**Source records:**
____

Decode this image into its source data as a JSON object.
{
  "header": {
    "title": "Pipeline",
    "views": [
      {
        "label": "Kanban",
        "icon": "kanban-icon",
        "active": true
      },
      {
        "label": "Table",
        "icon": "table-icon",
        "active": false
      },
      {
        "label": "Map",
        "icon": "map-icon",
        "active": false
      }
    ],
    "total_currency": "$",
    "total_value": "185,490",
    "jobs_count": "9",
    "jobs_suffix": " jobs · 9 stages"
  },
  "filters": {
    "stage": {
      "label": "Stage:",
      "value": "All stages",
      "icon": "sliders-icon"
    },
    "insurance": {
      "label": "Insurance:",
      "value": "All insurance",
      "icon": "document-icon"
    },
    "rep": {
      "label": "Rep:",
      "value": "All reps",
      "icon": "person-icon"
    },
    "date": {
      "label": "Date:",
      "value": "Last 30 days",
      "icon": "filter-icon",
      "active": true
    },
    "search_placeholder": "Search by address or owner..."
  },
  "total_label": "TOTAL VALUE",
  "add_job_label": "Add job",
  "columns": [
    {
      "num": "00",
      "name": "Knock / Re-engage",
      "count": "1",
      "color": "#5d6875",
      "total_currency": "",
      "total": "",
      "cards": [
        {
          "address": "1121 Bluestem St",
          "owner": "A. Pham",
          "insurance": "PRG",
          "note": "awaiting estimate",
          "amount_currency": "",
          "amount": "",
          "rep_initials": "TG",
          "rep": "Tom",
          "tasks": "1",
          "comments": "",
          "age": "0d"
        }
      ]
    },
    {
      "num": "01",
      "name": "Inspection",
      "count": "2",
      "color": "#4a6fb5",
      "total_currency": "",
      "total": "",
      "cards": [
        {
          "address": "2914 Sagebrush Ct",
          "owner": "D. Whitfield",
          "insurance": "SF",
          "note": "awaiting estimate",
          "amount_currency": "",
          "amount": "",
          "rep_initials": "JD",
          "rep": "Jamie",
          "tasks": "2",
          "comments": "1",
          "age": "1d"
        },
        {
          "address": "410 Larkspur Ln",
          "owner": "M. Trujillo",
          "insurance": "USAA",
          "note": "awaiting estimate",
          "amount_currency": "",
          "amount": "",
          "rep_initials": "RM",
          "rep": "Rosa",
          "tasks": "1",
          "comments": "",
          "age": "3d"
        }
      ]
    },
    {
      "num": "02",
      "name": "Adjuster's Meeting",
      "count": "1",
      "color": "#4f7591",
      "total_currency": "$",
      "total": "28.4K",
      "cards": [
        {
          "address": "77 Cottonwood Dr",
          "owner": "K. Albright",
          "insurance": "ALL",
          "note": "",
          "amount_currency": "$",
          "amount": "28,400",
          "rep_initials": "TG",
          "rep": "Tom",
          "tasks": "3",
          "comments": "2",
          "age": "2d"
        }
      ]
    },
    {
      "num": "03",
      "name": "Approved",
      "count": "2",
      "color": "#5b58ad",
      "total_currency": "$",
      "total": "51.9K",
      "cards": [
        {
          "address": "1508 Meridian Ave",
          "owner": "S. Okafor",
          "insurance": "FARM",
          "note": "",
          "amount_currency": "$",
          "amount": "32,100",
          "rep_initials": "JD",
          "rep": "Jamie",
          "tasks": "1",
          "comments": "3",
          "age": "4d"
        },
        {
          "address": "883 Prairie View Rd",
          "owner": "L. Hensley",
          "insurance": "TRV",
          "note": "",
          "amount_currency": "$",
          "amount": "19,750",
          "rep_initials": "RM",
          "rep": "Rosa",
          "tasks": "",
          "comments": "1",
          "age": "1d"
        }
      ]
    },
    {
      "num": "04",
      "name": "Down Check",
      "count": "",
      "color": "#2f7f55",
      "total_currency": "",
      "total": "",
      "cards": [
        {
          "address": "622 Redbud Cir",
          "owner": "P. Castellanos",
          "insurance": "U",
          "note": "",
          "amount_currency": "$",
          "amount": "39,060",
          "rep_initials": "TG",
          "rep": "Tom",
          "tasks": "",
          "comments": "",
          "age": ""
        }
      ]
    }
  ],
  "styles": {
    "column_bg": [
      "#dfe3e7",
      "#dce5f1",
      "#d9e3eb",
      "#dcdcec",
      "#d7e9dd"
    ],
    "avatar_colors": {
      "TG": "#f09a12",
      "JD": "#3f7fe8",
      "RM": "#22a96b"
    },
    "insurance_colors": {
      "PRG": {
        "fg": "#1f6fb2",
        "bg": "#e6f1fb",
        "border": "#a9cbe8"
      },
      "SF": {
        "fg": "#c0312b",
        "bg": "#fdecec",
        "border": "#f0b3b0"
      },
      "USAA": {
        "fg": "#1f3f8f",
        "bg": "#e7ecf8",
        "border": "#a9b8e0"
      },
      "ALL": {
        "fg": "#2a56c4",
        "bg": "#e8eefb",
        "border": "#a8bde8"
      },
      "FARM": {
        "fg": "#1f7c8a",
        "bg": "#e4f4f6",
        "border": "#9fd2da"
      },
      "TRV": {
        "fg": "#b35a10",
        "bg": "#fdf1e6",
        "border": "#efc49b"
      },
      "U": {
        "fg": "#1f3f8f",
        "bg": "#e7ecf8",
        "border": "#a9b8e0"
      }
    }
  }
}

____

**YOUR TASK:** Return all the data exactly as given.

**OUTPUT:**
Decode this image into its source data as a JSON object.
{
  "header": {
    "title": "Pipeline",
    "views": [
      {
        "label": "Kanban",
        "icon": "kanban-icon",
        "active": true
      },
      {
        "label": "Table",
        "icon": "table-icon",
        "active": false
      },
      {
        "label": "Map",
        "icon": "map-icon",
        "active": false
      }
    ],
    "total_currency": "$",
    "total_value": "185,490",
    "jobs_count": "9",
    "jobs_suffix": " jobs · 9 stages"
  },
  "filters": {
    "stage": {
      "label": "Stage:",
      "value": "All stages",
      "icon": "sliders-icon"
    },
    "insurance": {
      "label": "Insurance:",
      "value": "All insurance",
      "icon": "document-icon"
    },
    "rep": {
      "label": "Rep:",
      "value": "All reps",
      "icon": "person-icon"
    },
    "date": {
      "label": "Date:",
      "value": "Last 30 days",
      "icon": "filter-icon",
      "active": true
    },
    "search_placeholder": "Search by address or owner..."
  },
  "total_label": "TOTAL VALUE",
  "add_job_label": "Add job",
  "columns": [
    {
      "num": "00",
      "name": "Knock / Re-engage",
      "count": "1",
      "color": "#5d6875",
      "total_currency": "",
      "total": "",
      "cards": [
        {
          "address": "1121 Bluestem St",
          "owner": "A. Pham",
          "insurance": "PRG",
          "note": "awaiting estimate",
          "amount_currency": "",
          "amount": "",
          "rep_initials": "TG",
          "rep": "Tom",
          "tasks": "1",
          "comments": "",
          "age": "0d"
        }
      ]
    },
    {
      "num": "01",
      "name": "Inspection",
      "count": "2",
      "color": "#4a6fb5",
      "total_currency": "",
      "total": "",
      "cards": [
        {
          "address": "2914 Sagebrush Ct",
          "owner": "D. Whitfield",
          "insurance": "SF",
          "note": "awaiting estimate",
          "amount_currency": "",
          "amount": "",
          "rep_initials": "JD",
          "rep": "Jamie",
          "tasks": "2",
          "comments": "1",
          "age": "1d"
        },
        {
          "address": "410 Larkspur Ln",
          "owner": "M. Trujillo",
          "insurance": "USAA",
          "note": "awaiting estimate",
          "amount_currency": "",
          "amount": "",
          "rep_initials": "RM",
          "rep": "Rosa",
          "tasks": "1",
          "comments": "",
          "age": "3d"
        }
      ]
    },
    {
      "num": "02",
      "name": "Adjuster's Meeting",
      "count": "1",
      "color": "#4f7591",
      "total_currency": "$",
      "total": "28.4K",
      "cards": [
        {
          "address": "77 Cottonwood Dr",
          "owner": "K. Albright",
          "insurance": "ALL",
          "note": "",
          "amount_currency": "$",
          "amount": "28,400",
          "rep_initials": "TG",
          "rep": "Tom",
          "tasks": "3",
          "comments": "2",
          "age": "2d"
        }
      ]
    },
    {
      "num": "03",
      "name": "Approved",
      "count": "2",
      "color": "#5b58ad",
      "total_currency": "$",
      "total": "51.9K",
      "cards": [
        {
          "address": "1508 Meridian Ave",
          "owner": "S. Okafor",
          "insurance": "FARM",
          "note": "",
          "amount_currency": "$",
          "amount": "32,100",
          "rep_initials": "JD",
          "rep": "Jamie",
          "tasks": "1",
          "comments": "3",
          "age": "4d"
        },
        {
          "address": "883 Prairie View Rd",
          "owner": "L. Hensley",
          "insurance": "TRV",
          "note": "",
          "amount_currency": "$",
          "amount": "19,750",
          "rep_initials": "RM",
          "rep": "Rosa",
          "tasks": "",
          "comments": "1",
          "age": "1d"
        }
      ]
    },
    {
      "num": "04",
      "name": "Down Check",
      "count": "",
      "color": "#2f7f55",
      "total_currency": "",
      "total": "",
      "cards": [
        {
          "address": "622 Redbud Cir",
          "owner": "P. Castellanos",
          "insurance": "U",
          "note": "",
          "amount_currency": "$",
          "amount": "39,060",
          "rep_initials": "TG",
          "rep": "Tom",
          "tasks": "",
          "comments": "",
          "age": ""
        }
      ]
    }
  ],
  "styles": {
    "column_bg": [
      "#dfe3e7",
      "#dce5f1",
      "#d9e3eb",
      "#dcdcec",
      "#d7e9dd"
    ],
    "avatar_colors": {
      "TG": "#f09a12",
      "JD": "#3f7fe8",
      "RM": "#22a96b"
    },
    "insurance_colors": {
      "PRG": {
        "fg": "#1f6fb2",
        "bg": "#e6f1fb",
        "border": "#a9cbe8"
      },
      "SF": {
        "fg": "#c0312b",
        "bg": "#fdecec",
        "border": "#f0b3b0"
      },
      "USAA": {
        "fg": "#1f3f8f",
        "bg": "#e7ecf8",
        "border": "#a9b8e0"
      },
      "ALL": {
        "fg": "#2a56c4",
        "bg": "#e8eefb",
        "border": "#a8bde8"
      },
      "FARM": {
        "fg": "#1f7c8a",
        "bg": "#e4f4f6",
        "border": "#9fd2da"
      },
      "TRV": {
        "fg": "#b35a10",
        "bg": "#fdf1e6",
        "border": "#efc49b"
      },
      "U": {
        "fg": "#1f3f8f",
        "bg": "#e7ecf8",
        "border": "#a9b8e0"
      }
    }
  }
}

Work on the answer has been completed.